◆ **What to work on**:
Write out the listing below from the line containing "Enumerate this screenshot's" to its last line, unaltered, ends included.

◆ **Supplied material**:

[Start of section]

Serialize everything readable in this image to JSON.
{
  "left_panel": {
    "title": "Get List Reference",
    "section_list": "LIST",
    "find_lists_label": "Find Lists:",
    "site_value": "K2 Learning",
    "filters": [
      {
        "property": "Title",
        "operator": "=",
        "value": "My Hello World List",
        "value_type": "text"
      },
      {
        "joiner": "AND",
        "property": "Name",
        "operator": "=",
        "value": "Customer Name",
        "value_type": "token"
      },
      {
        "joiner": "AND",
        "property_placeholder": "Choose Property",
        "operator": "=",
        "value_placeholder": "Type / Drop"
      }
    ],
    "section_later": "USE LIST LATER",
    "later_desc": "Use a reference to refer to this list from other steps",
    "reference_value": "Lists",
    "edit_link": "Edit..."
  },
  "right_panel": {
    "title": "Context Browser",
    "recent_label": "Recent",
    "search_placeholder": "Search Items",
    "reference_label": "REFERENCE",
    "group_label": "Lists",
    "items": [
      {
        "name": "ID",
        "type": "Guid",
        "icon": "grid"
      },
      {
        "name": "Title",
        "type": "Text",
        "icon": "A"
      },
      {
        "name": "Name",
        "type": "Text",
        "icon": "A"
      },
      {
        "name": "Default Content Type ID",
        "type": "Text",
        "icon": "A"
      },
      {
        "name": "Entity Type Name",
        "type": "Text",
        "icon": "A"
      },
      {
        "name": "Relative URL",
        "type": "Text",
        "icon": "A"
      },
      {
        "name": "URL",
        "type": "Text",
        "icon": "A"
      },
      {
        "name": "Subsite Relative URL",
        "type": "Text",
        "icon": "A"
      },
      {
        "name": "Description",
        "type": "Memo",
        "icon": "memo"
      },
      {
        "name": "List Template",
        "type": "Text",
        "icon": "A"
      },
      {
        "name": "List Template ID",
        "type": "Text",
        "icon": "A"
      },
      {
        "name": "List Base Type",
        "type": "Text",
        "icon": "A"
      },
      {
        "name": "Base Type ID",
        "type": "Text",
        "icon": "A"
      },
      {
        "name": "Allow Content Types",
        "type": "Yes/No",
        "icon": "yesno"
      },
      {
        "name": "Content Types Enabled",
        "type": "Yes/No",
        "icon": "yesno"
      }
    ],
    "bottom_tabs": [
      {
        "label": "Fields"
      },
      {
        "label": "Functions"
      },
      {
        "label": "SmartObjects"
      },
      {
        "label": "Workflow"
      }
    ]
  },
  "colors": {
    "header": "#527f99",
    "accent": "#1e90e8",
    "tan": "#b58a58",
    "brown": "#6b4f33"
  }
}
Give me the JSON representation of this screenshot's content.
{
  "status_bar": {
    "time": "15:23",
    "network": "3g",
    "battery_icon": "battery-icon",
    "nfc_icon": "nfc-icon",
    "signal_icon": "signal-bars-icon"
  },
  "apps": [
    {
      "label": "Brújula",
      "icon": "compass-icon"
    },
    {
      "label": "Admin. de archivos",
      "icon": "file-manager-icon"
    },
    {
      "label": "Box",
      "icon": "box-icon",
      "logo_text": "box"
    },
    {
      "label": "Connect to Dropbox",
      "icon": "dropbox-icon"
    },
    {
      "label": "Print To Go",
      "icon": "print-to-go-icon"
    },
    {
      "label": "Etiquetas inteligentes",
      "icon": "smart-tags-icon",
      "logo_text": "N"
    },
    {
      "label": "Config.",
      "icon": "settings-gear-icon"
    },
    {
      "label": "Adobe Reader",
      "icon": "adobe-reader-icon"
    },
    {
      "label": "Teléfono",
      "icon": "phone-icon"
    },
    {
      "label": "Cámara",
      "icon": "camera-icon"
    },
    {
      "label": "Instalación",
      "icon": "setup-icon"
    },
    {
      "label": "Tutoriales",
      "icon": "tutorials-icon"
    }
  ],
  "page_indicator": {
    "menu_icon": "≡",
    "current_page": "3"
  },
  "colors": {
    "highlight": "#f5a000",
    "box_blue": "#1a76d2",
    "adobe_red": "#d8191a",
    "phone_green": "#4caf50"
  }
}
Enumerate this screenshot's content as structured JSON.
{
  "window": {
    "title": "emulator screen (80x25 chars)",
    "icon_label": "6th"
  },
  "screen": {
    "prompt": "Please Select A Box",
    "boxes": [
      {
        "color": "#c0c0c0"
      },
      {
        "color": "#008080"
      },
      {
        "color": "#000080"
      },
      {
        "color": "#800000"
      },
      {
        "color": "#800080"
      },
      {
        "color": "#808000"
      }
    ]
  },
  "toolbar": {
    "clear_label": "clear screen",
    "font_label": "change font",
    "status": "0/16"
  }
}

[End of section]

◆ **Solution for this exercise**:
Enumerate this screenshot's content as structured JSON.
{
  "window": {
    "title": "emulator screen (80x25 chars)",
    "icon_label": "6th"
  },
  "screen": {
    "prompt": "Please Select A Box",
    "boxes": [
      {
        "color": "#c0c0c0"
      },
      {
        "color": "#008080"
      },
      {
        "color": "#000080"
      },
      {
        "color": "#800000"
      },
      {
        "color": "#800080"
      },
      {
        "color": "#808000"
      }
    ]
  },
  "toolbar": {
    "clear_label": "clear screen",
    "font_label": "change font",
    "status": "0/16"
  }
}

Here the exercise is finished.